technology. The management then decides which technologies will play a key role
in its business.
C. Kajwadkar, Sr. Vice President, NSE.IT talks about a CIO's "knowledge
obsolescence". He believes an IT head's knowledge can remain current if
he spends reasonable time reading participating in core technical discussions
inhouse and in workshops and seminars (such as Network Magazine's Infrastructure
Strategies and Technology Senate annual events).
Most organizations follow a definite pattern for upgrading IT infrastructure.
After the business objectives and plans have been outlined, the CIO gets down
to short-listing technologies and plans upgrades that would enable that business
plan. Clearly, these are business-driven decisions.
At NSE for instance, all upgrades are planned in advance. "All upgrades
are on a planned basis with projections of business expansion. Some of the upgrades
happen as a part of the obsolescence policy," says Kajwadkar of NSE.IT.
Some companies will choose to upgrade only when there is a significant shift
in the business or if major changes occur within the organization.
For instance, LG Electronics India Pvt Ltd (LGIL) does not have a fixed upgrade
cycle. "We do not have any fixed time cycle for upgrading. But if a technology
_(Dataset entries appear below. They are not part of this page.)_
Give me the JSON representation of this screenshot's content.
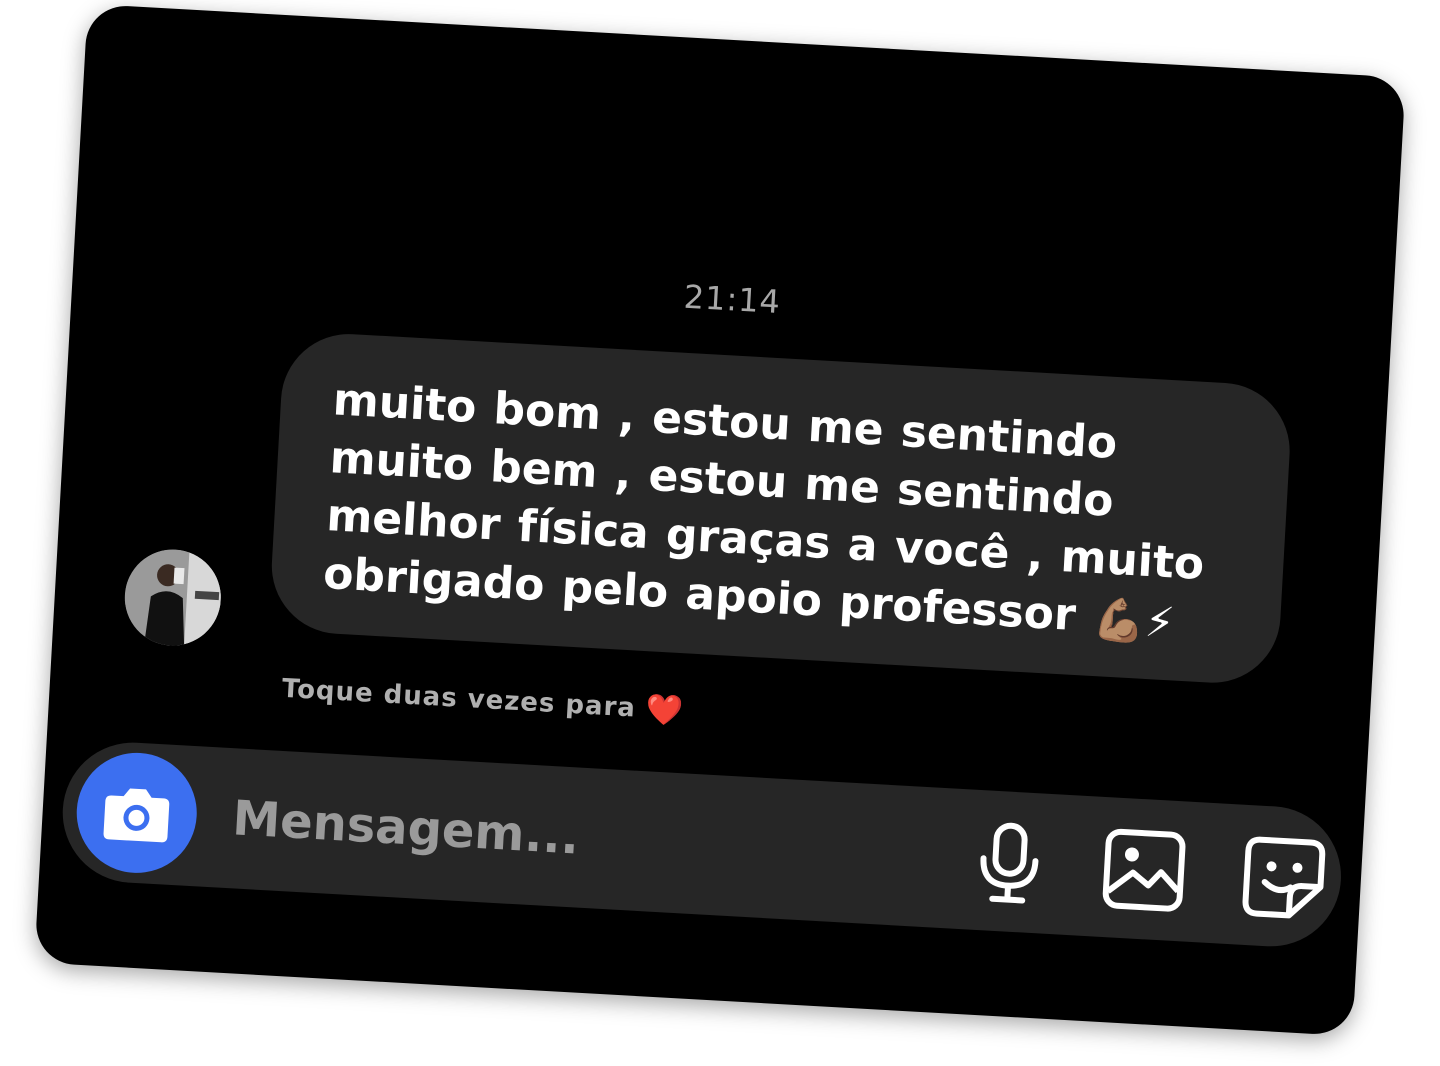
{
  "conversation": {
    "timestamp": "21:14",
    "message": {
      "text": "muito bom , estou me sentindo muito bem , estou me sentindo melhor física graças a você , muito obrigado pelo apoio professor",
      "emojis": "💪🏽⚡"
    },
    "hint": {
      "text": "Toque duas vezes para",
      "heart": "❤️"
    }
  },
  "composer": {
    "placeholder": "Mensagem...",
    "camera_icon": "camera-icon",
    "mic_icon": "microphone-icon",
    "gallery_icon": "image-gallery-icon",
    "sticker_icon": "sticker-icon"
  },
  "colors": {
    "background": "#000000",
    "bubble": "#262626",
    "accent": "#3c6ff0",
    "text": "#ffffff",
    "muted": "#a8a8a8",
    "heart": "#e0162b"
  }
}
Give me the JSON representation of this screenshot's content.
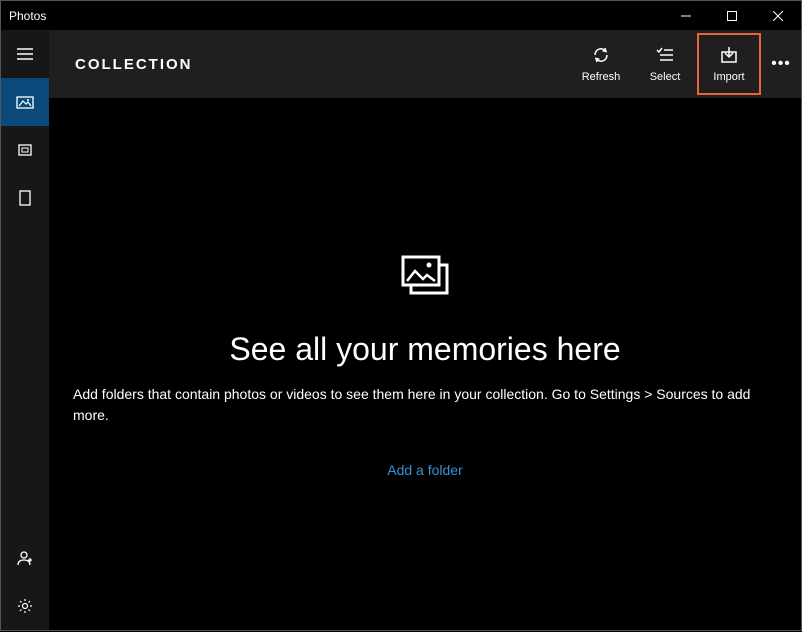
{
  "titlebar": {
    "title": "Photos"
  },
  "header": {
    "title": "COLLECTION",
    "actions": {
      "refresh": "Refresh",
      "select": "Select",
      "import": "Import"
    }
  },
  "empty": {
    "heading": "See all your memories here",
    "description": "Add folders that contain photos or videos to see them here in your collection. Go to Settings > Sources to add more.",
    "add_folder": "Add a folder"
  }
}
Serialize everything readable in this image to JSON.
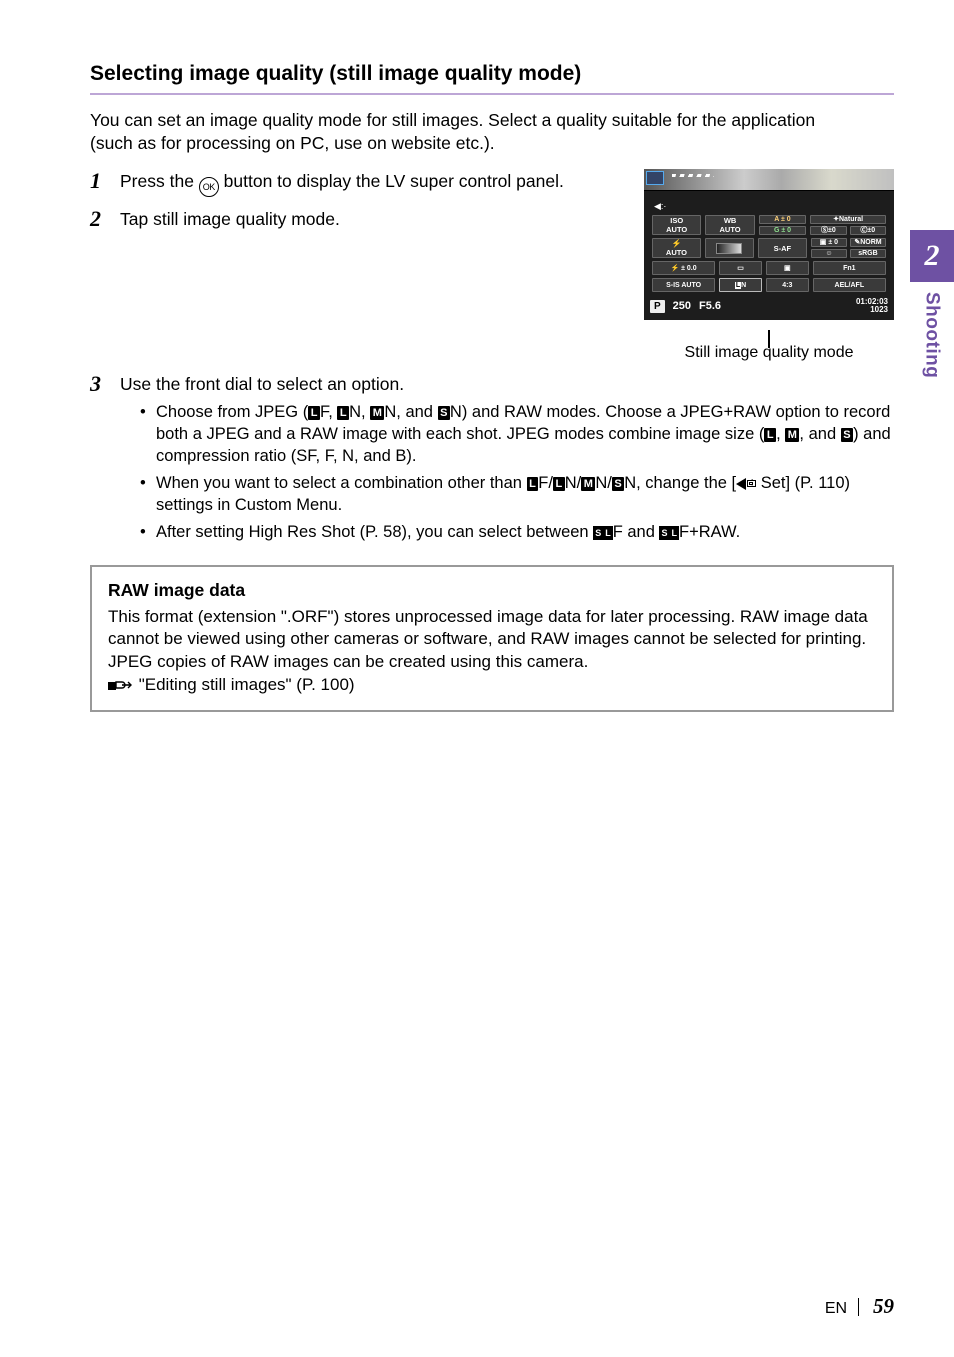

or business need arises we act on it very fast," says Arindam Bose, Head
- IT, LGIL.
At Air-India, upgrades take place both on a routine basis, as well as to meet
In some cases, upgrades are delayed due to lax organizational policies. The
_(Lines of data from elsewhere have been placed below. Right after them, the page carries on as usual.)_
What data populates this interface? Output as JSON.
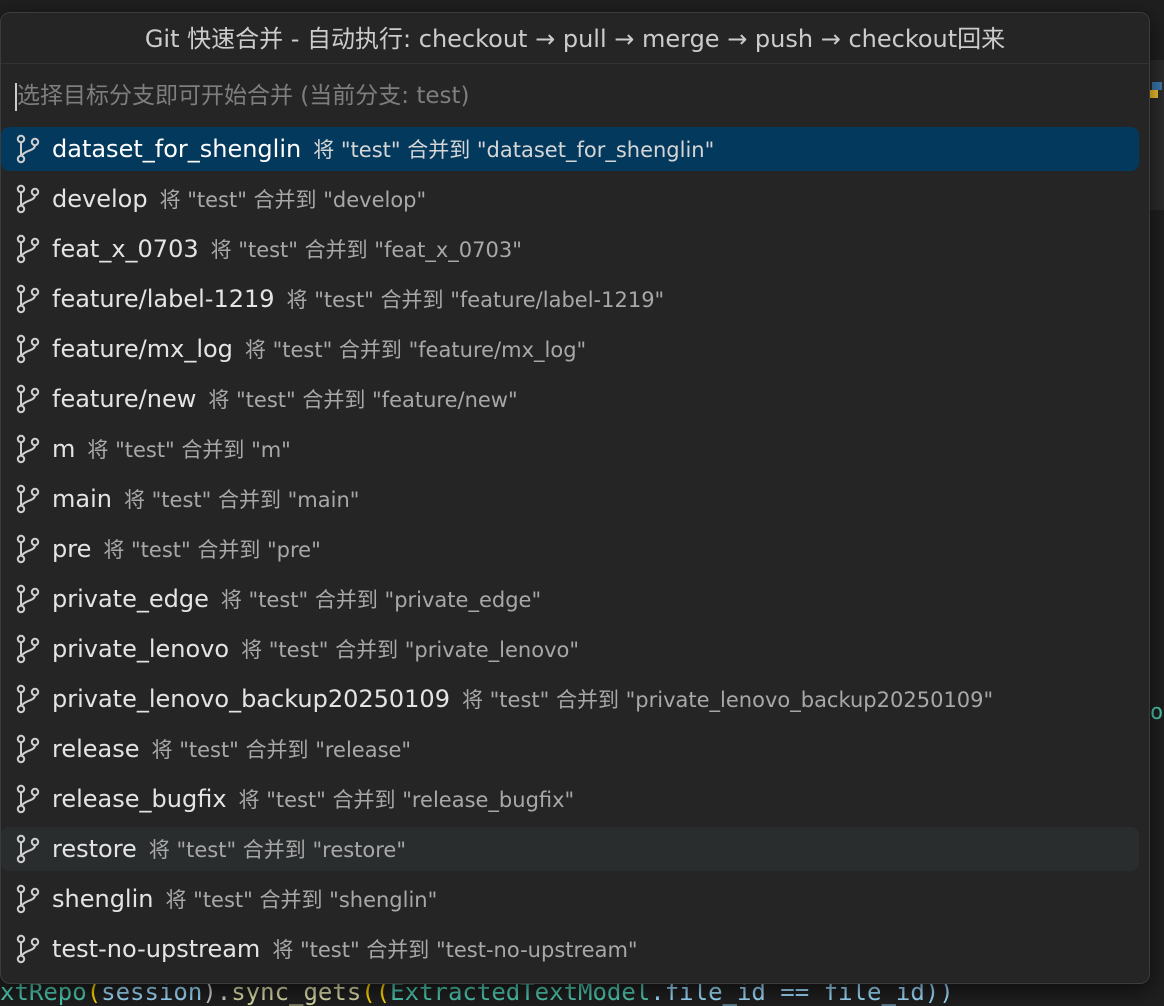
{
  "dialog": {
    "title": "Git 快速合并 - 自动执行: checkout → pull → merge → push → checkout回来",
    "placeholder": "选择目标分支即可开始合并 (当前分支: test)"
  },
  "branches": [
    {
      "name": "dataset_for_shenglin",
      "desc": "将 \"test\" 合并到 \"dataset_for_shenglin\"",
      "state": "selected"
    },
    {
      "name": "develop",
      "desc": "将 \"test\" 合并到 \"develop\"",
      "state": ""
    },
    {
      "name": "feat_x_0703",
      "desc": "将 \"test\" 合并到 \"feat_x_0703\"",
      "state": ""
    },
    {
      "name": "feature/label-1219",
      "desc": "将 \"test\" 合并到 \"feature/label-1219\"",
      "state": ""
    },
    {
      "name": "feature/mx_log",
      "desc": "将 \"test\" 合并到 \"feature/mx_log\"",
      "state": ""
    },
    {
      "name": "feature/new",
      "desc": "将 \"test\" 合并到 \"feature/new\"",
      "state": ""
    },
    {
      "name": "m",
      "desc": "将 \"test\" 合并到 \"m\"",
      "state": ""
    },
    {
      "name": "main",
      "desc": "将 \"test\" 合并到 \"main\"",
      "state": ""
    },
    {
      "name": "pre",
      "desc": "将 \"test\" 合并到 \"pre\"",
      "state": ""
    },
    {
      "name": "private_edge",
      "desc": "将 \"test\" 合并到 \"private_edge\"",
      "state": ""
    },
    {
      "name": "private_lenovo",
      "desc": "将 \"test\" 合并到 \"private_lenovo\"",
      "state": ""
    },
    {
      "name": "private_lenovo_backup20250109",
      "desc": "将 \"test\" 合并到 \"private_lenovo_backup20250109\"",
      "state": ""
    },
    {
      "name": "release",
      "desc": "将 \"test\" 合并到 \"release\"",
      "state": ""
    },
    {
      "name": "release_bugfix",
      "desc": "将 \"test\" 合并到 \"release_bugfix\"",
      "state": ""
    },
    {
      "name": "restore",
      "desc": "将 \"test\" 合并到 \"restore\"",
      "state": "hovered"
    },
    {
      "name": "shenglin",
      "desc": "将 \"test\" 合并到 \"shenglin\"",
      "state": ""
    },
    {
      "name": "test-no-upstream",
      "desc": "将 \"test\" 合并到 \"test-no-upstream\"",
      "state": ""
    }
  ],
  "background_editor": {
    "code_line": {
      "part1": "xtRepo",
      "part2": "(",
      "part3": "session",
      "part4": ").",
      "part5": "sync_gets",
      "part6": "((",
      "part7": "ExtractedTextModel",
      "part8": ".file_id == file_id))"
    },
    "right_text": "op"
  },
  "colors": {
    "selected_bg": "#04395e",
    "hover_bg": "#2a2d2e",
    "dialog_bg": "#252526"
  },
  "icons": {
    "branch": "git-branch-icon"
  }
}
private sector, which is highly competitive, will willingly invest in new technology
to stay cutting edge. Conversely, at PSUs, the technology upgrade cycle meanders
slower than a lazy stream, thanks to bureaucracy, budget constraints, and yes,
"Technology is changing at a rapid pace and it is a struggle to keep a
few paces ahead of 'obsolescence.' In a PSU, even though one is aware of the
benefits of the new technology, implementing it could become a long-term process
because of the various formalities," says S. Mukherji, Director-IT (O),
Keeping the pace of technology change in mind, it is up to the CIO to choose
what works best for his organization today, without forgetting about the latest
technologies and developments. After all, technology no longer plays just a
support function. It is now a business enabler and in many cases, the pulse